Chorlton Brook, heavily culverted, enters the river here.  The brook flows through Chorlton Ees, an area of floodplain on the north bank of the Mersey once used as water meadow and pasture.  Gradually flood control measures were developed to reduce the disruption caused by periodic floods.

In the 19th century Chorlton Ees became a landfill site and a Sewage Farm was established on part of the site.  More recently the land has been cleaned up to create Chorlton Ees and Ivy Green Nature Reserve.

I puzzled over this unusual word: Ees.  On the OS map it crops up all along this stretch of river: Chorlton Ees, Sale Ees and Stretford Ees. It turns out that this is an archaic English term that harks back to the past use of these flood meadow as pasture. The names ‘Moss’ ‘Ees’ and ‘Carrs’, which are all associated with the river reflect its wetlands and periodic flooding.  Ees (plural of ee) means a piece of land liable to flood, or water meadow, and is derived from the Anglo-Saxon eg meaning ‘island’.

So, at least, I reached the point where I left the Mersey.  A mile from Sale, the Bridgewater canal and the Metrolink line to Altricham cross the river, the canal carried over the Mersey by an aqueduct.  This is like my O-level history coming to life: studying the Industrial Revolution, we learned how the Bridgewater Canal, built by Duke of Bridgewater to transport coal from his mines at Worsley to the industrial areas of Manchester, ushered in the golden age of canals which lasted from 1760 to 1830.

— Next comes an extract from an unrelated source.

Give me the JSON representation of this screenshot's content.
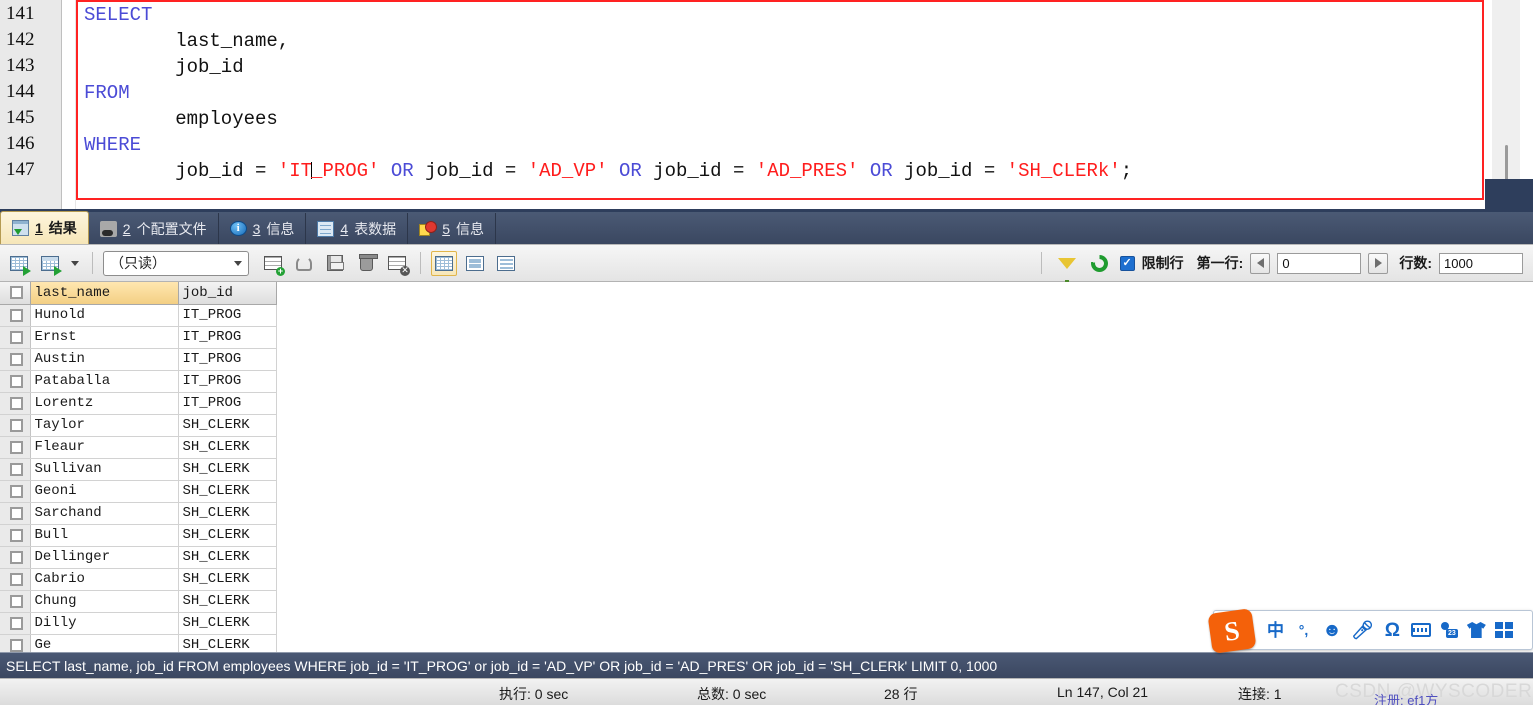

Officially opened on 17th July 1761, the Bridgewater Canal was the first canal in Britain to be built without following an existing watercourse and it revolutionised the nation’s transport.  By the end of 1761 the Canal had reached Stretford, and by 1765 was through to Castlefield Wharf in the centre of Manchester. One of the panels of Ford Madox Brown’s Manchester Murals in Manchester Town Hall depicts ‘The Opening of the Bridgewater Canal A.D. 1761’.

I walked down the canal into Sale, where I caught the X5 bus back into Stockport; there I alighted at the bus station, beneath the arches of that magnificent viaduct.

Local artist EE Smith placed the viaduct centre-stage in his 1906 painting ‘Stockport from Brinksway’.

See also